** Opening Information provided block **
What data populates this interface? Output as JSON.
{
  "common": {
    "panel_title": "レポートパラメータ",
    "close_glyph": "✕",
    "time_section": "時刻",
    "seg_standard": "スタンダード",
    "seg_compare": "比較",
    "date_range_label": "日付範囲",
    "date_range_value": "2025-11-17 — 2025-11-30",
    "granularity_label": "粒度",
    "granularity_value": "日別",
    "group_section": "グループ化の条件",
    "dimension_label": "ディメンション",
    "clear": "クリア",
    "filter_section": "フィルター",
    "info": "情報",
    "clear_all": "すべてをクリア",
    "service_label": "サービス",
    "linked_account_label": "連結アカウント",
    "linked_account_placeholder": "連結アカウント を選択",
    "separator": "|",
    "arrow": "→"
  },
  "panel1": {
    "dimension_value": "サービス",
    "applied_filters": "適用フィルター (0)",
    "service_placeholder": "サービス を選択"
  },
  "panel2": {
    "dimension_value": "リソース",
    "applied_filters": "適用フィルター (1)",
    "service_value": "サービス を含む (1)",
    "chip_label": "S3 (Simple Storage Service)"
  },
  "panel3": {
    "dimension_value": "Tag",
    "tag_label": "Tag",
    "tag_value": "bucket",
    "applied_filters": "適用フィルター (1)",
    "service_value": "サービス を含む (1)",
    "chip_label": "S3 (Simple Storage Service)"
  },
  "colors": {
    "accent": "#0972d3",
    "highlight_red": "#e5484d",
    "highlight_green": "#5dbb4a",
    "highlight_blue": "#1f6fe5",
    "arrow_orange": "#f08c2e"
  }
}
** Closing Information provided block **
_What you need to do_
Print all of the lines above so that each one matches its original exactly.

_Exercise response_
What data populates this interface? Output as JSON.
{
  "common": {
    "panel_title": "レポートパラメータ",
    "close_glyph": "✕",
    "time_section": "時刻",
    "seg_standard": "スタンダード",
    "seg_compare": "比較",
    "date_range_label": "日付範囲",
    "date_range_value": "2025-11-17 — 2025-11-30",
    "granularity_label": "粒度",
    "granularity_value": "日別",
    "group_section": "グループ化の条件",
    "dimension_label": "ディメンション",
    "clear": "クリア",
    "filter_section": "フィルター",
    "info": "情報",
    "clear_all": "すべてをクリア",
    "service_label": "サービス",
    "linked_account_label": "連結アカウント",
    "linked_account_placeholder": "連結アカウント を選択",
    "separator": "|",
    "arrow": "→"
  },
  "panel1": {
    "dimension_value": "サービス",
    "applied_filters": "適用フィルター (0)",
    "service_placeholder": "サービス を選択"
  },
  "panel2": {
    "dimension_value": "リソース",
    "applied_filters": "適用フィルター (1)",
    "service_value": "サービス を含む (1)",
    "chip_label": "S3 (Simple Storage Service)"
  },
  "panel3": {
    "dimension_value": "Tag",
    "tag_label": "Tag",
    "tag_value": "bucket",
    "applied_filters": "適用フィルター (1)",
    "service_value": "サービス を含む (1)",
    "chip_label": "S3 (Simple Storage Service)"
  },
  "colors": {
    "accent": "#0972d3",
    "highlight_red": "#e5484d",
    "highlight_green": "#5dbb4a",
    "highlight_blue": "#1f6fe5",
    "arrow_orange": "#f08c2e"
  }
}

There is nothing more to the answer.